Increasingly, confidence in the cloud is growing as FIs realize that the potential benefits outweigh the risks (and that their survival may hang in the balance). According to the Culture of Innovation Index released last month by ACI Worldwide and research consultancy Ovum, “74% of banks plan to move mission-critical workloads into public cloud infrastructure either this or next year and 89% either have already made significant use of cloud or are planning to make further investments in 2019/20.”

Perhaps the greatest vote of confidence in public cloud for financial services came at the end of last month when SWIFT – the network that provides financial messaging services to over 11,000 banking and securities firms – announced its new “Cloud Connect” initiative that aims to develop network architecture and automation templates that allow customers using hyperscale public cloud platforms like Microsoft Azure and Google Cloud to connect securely to the SWIFT network.

SWIFT said it already has a proof of concept in place with Microsoft, and plans to begin customer trials later this year, with community-wide service scheduled for the second half of next year.

SWIFT Chief Information Officer Craig Young said the initiative reflects the growing trend of banks and FinTech firms adopting cloud services to reduce costs, improve agility and resiliency, and streamline security and compliance burdens.

“Cloud computing is a key enabler of a faster, frictionless future and a powerful catalyst for innovative new services,” he said in a statement. “Our community is seizing its potential, and we are committed to supporting them with a range of connectivity options reflecting their diverse approaches and breadth of needs.”

Cloud implementation 2.0

Meanwhile, if FIs are still feeling a bit skittish about the cloud, the ABS is going out of its way to assuage their concerns. In August this year, ABS released the 2.0 version of its Cloud Computing Implementation Guide for FIs planning to adopt cloud services (as well as cloud service providers keen to serve FI customers). The guide – which was first published in mid-2016 – was updated to reflect the evolution of technology and market practices in the past three years

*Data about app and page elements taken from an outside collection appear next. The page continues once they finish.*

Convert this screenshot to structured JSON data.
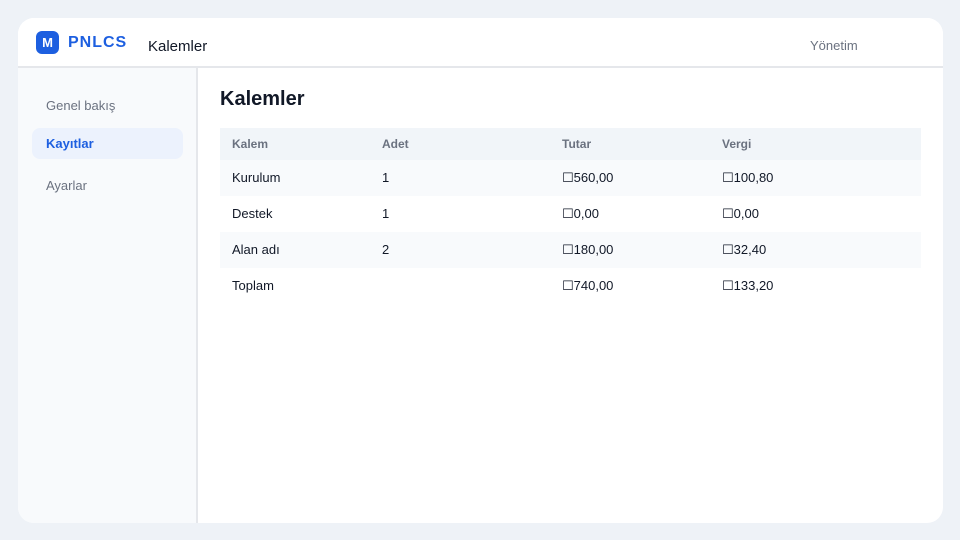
{
  "brand": {
    "logo_letter": "M",
    "name": "PNLCS"
  },
  "header": {
    "title": "Kalemler",
    "right_label": "Yönetim"
  },
  "sidebar": {
    "items": [
      {
        "label": "Genel bakış",
        "active": false
      },
      {
        "label": "Kayıtlar",
        "active": true
      },
      {
        "label": "Ayarlar",
        "active": false
      }
    ]
  },
  "main": {
    "title": "Kalemler",
    "table": {
      "columns": [
        "Kalem",
        "Adet",
        "Tutar",
        "Vergi"
      ],
      "rows": [
        [
          "Kurulum",
          "1",
          "☐560,00",
          "☐100,80"
        ],
        [
          "Destek",
          "1",
          "☐0,00",
          "☐0,00"
        ],
        [
          "Alan adı",
          "2",
          "☐180,00",
          "☐32,40"
        ],
        [
          "Toplam",
          "",
          "☐740,00",
          "☐133,20"
        ]
      ]
    }
  },
  "colors": {
    "accent": "#1d5fe0",
    "background": "#eef2f7",
    "header_row": "#f1f5f9",
    "active_nav": "#ecf2fd"
  }
}
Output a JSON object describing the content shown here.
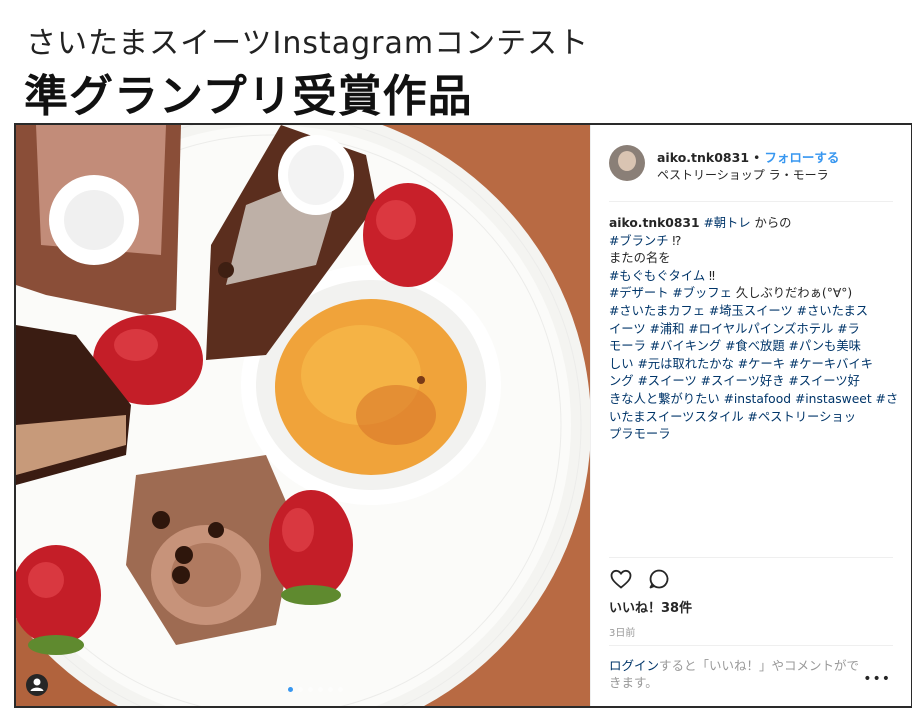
{
  "page": {
    "subtitle": "さいたまスイーツInstagramコンテスト",
    "title": "準グランプリ受賞作品"
  },
  "post": {
    "username": "aiko.tnk0831",
    "separator": "•",
    "follow_label": "フォローする",
    "location": "ペストリーショップ ラ・モーラ",
    "caption_user": "aiko.tnk0831",
    "caption_lines": [
      [
        {
          "t": "#朝トレ",
          "tag": true
        },
        {
          "t": " からの",
          "tag": false
        }
      ],
      [
        {
          "t": "#ブランチ",
          "tag": true
        },
        {
          "t": " ⁉",
          "tag": false
        }
      ],
      [
        {
          "t": "またの名を",
          "tag": false
        }
      ],
      [
        {
          "t": "#もぐもぐタイム",
          "tag": true
        },
        {
          "t": " ‼",
          "tag": false
        }
      ],
      [
        {
          "t": "#デザート #ブッフェ",
          "tag": true
        },
        {
          "t": " 久しぶりだわぁ(°∀°)",
          "tag": false
        }
      ],
      [
        {
          "t": "#さいたまカフェ #埼玉スイーツ #さいたまス",
          "tag": true
        }
      ],
      [
        {
          "t": "イーツ #浦和 #ロイヤルパインズホテル #ラ",
          "tag": true
        }
      ],
      [
        {
          "t": "モーラ #バイキング #食べ放題 #パンも美味",
          "tag": true
        }
      ],
      [
        {
          "t": "しい #元は取れたかな #ケーキ #ケーキバイキ",
          "tag": true
        }
      ],
      [
        {
          "t": "ング #スイーツ #スイーツ好き #スイーツ好",
          "tag": true
        }
      ],
      [
        {
          "t": "きな人と繋がりたい #instafood #instasweet #さ",
          "tag": true
        }
      ],
      [
        {
          "t": "いたまスイーツスタイル #ペストリーショッ",
          "tag": true
        }
      ],
      [
        {
          "t": "プラモーラ",
          "tag": true
        }
      ]
    ],
    "likes": "いいね！38件",
    "time": "3日前",
    "login_link": "ログイン",
    "login_rest": "すると「いいね！」やコメントができます。",
    "more": "•••",
    "carousel_count": 6,
    "carousel_active": 0
  },
  "icons": {
    "like": "heart-icon",
    "comment": "comment-icon",
    "tagged_user": "person-icon"
  },
  "colors": {
    "link_blue": "#3897f0",
    "hashtag": "#003569",
    "text": "#262626",
    "muted": "#999999"
  }
}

Generally speaking, the new guide – the result of 18 months of consultation between CSPs, FIs and MAS – provides (1) a detailed framework for governing, designing, securing and running the cloud, (2) in-depth guidance to ensure OSPAR-attested CSPs are upholding best practices regarding control objectives and procedures, and (3) clearer features for categorizing material and non-material cloud outsourcing arrangements (as well as updated regulations for securing material and non-material workloads).

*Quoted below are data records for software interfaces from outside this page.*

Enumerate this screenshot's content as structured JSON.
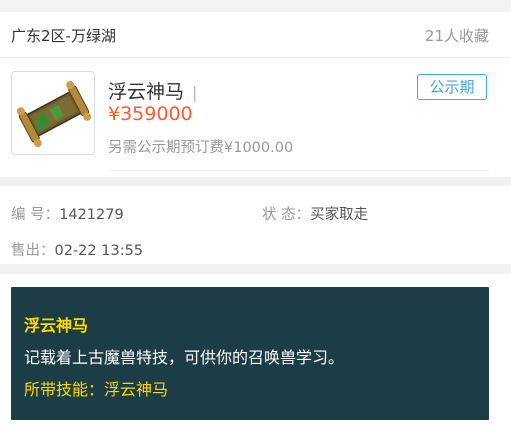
{
  "server": {
    "name": "广东2区-万绿湖",
    "favorites": "21人收藏"
  },
  "item": {
    "title": "浮云神马",
    "separator": "|",
    "price": "¥359000",
    "fee_note": "另需公示期预订费¥1000.00",
    "status_tag": "公示期",
    "thumbnail_icon": "scroll-item-icon"
  },
  "info": {
    "id_label": "编 号：",
    "id_value": "1421279",
    "state_label": "状 态：",
    "state_value": "买家取走",
    "sold_label": "售出：",
    "sold_value": "02-22 13:55"
  },
  "description": {
    "name": "浮云神马",
    "text": "记载着上古魔兽特技，可供你的召唤兽学习。",
    "skill": "所带技能：浮云神马"
  },
  "colors": {
    "price": "#ff5a2c",
    "tag": "#3fa9e0",
    "desc_bg": "#1d3d46",
    "desc_highlight": "#ffd900"
  }
}
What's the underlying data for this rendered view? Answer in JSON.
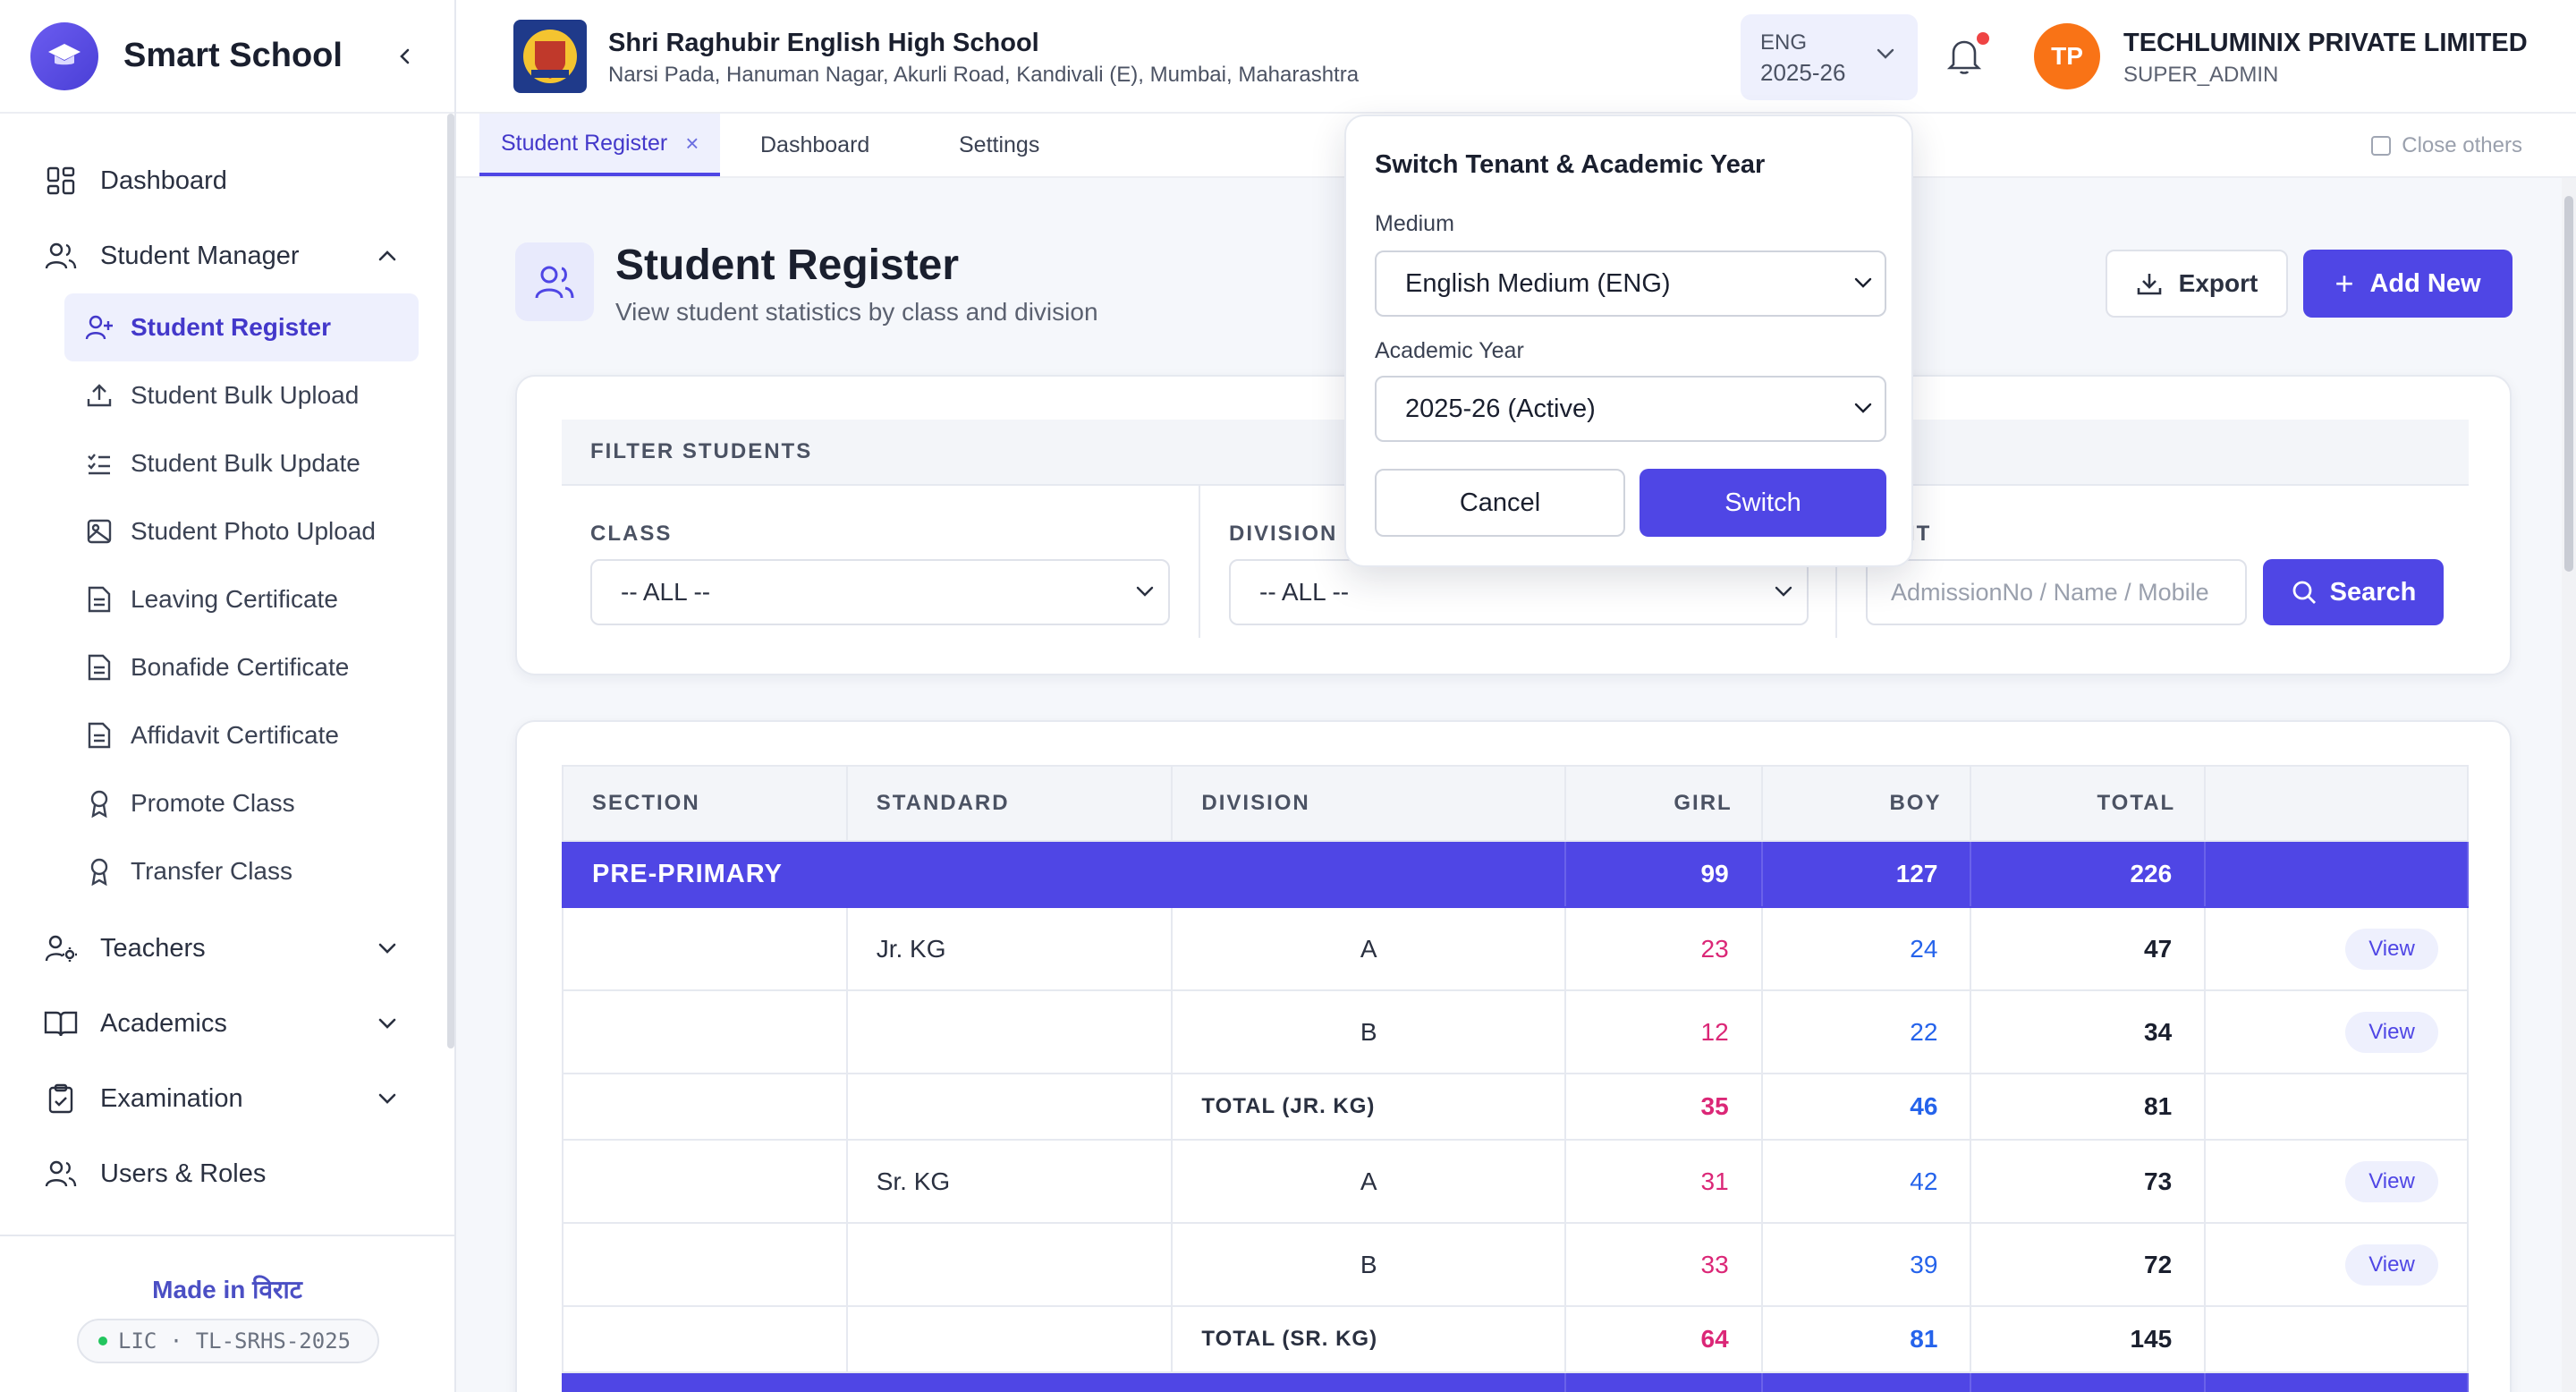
{
  "app": {
    "brand": "Smart School"
  },
  "sidebar": {
    "items": [
      {
        "label": "Dashboard"
      },
      {
        "label": "Student Manager"
      },
      {
        "label": "Teachers"
      },
      {
        "label": "Academics"
      },
      {
        "label": "Examination"
      },
      {
        "label": "Users & Roles"
      }
    ],
    "student_manager_sub": [
      {
        "label": "Student Register"
      },
      {
        "label": "Student Bulk Upload"
      },
      {
        "label": "Student Bulk Update"
      },
      {
        "label": "Student Photo Upload"
      },
      {
        "label": "Leaving Certificate"
      },
      {
        "label": "Bonafide Certificate"
      },
      {
        "label": "Affidavit Certificate"
      },
      {
        "label": "Promote Class"
      },
      {
        "label": "Transfer Class"
      }
    ],
    "footer": {
      "made_in": "Made in विराट",
      "license": "LIC · TL-SRHS-2025"
    }
  },
  "header": {
    "school_name": "Shri Raghubir English High School",
    "school_address": "Narsi Pada, Hanuman Nagar, Akurli Road, Kandivali (E), Mumbai, Maharashtra",
    "medium_code": "ENG",
    "academic_year": "2025-26",
    "avatar_initials": "TP",
    "org_name": "TECHLUMINIX PRIVATE LIMITED",
    "role": "SUPER_ADMIN"
  },
  "tabs": [
    {
      "label": "Student Register",
      "close": "×"
    },
    {
      "label": "Dashboard"
    },
    {
      "label": "Settings"
    }
  ],
  "tabs_close_others": "Close others",
  "page": {
    "title": "Student Register",
    "subtitle": "View student statistics by class and division",
    "export_label": "Export",
    "add_label": "Add New",
    "add_plus": "+"
  },
  "filter": {
    "heading": "FILTER STUDENTS",
    "class_label": "CLASS",
    "class_value": "-- ALL --",
    "division_label": "DIVISION",
    "division_value": "-- ALL --",
    "student_label": "DENT",
    "student_placeholder": "AdmissionNo / Name / Mobile",
    "search_label": "Search"
  },
  "table": {
    "headers": [
      "SECTION",
      "STANDARD",
      "DIVISION",
      "GIRL",
      "BOY",
      "TOTAL"
    ],
    "section": {
      "name": "PRE-PRIMARY",
      "girl": "99",
      "boy": "127",
      "total": "226"
    },
    "rows": [
      {
        "standard": "Jr. KG",
        "division": "A",
        "girl": "23",
        "boy": "24",
        "total": "47",
        "action": "View"
      },
      {
        "standard": "",
        "division": "B",
        "girl": "12",
        "boy": "22",
        "total": "34",
        "action": "View"
      },
      {
        "total_label": "TOTAL (JR. KG)",
        "girl": "35",
        "boy": "46",
        "total": "81"
      },
      {
        "standard": "Sr. KG",
        "division": "A",
        "girl": "31",
        "boy": "42",
        "total": "73",
        "action": "View"
      },
      {
        "standard": "",
        "division": "B",
        "girl": "33",
        "boy": "39",
        "total": "72",
        "action": "View"
      },
      {
        "total_label": "TOTAL (SR. KG)",
        "girl": "64",
        "boy": "81",
        "total": "145"
      }
    ]
  },
  "popover": {
    "title": "Switch Tenant & Academic Year",
    "medium_label": "Medium",
    "medium_value": "English Medium (ENG)",
    "year_label": "Academic Year",
    "year_value": "2025-26 (Active)",
    "cancel_label": "Cancel",
    "switch_label": "Switch"
  },
  "colors": {
    "accent": "#4f46e5",
    "girl": "#db2777",
    "boy": "#2563eb",
    "avatar": "#f97316"
  }
}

ABS director Ong-Ang Ai Boon said the updated cloud guidelines reflected the growing importance of cloud in Singapore’s financial industry.

“As one of the top financial hubs in the region, it is crucial that [Singapore’s] financial industry seizes the cost and risk reduction opportunities offered by cloud computing services,” she said. “The partnership with CSPs would also strengthen the technology and operational resilience of individual institutions as cloud infrastructure scales on demand to support fluctuating workloads.”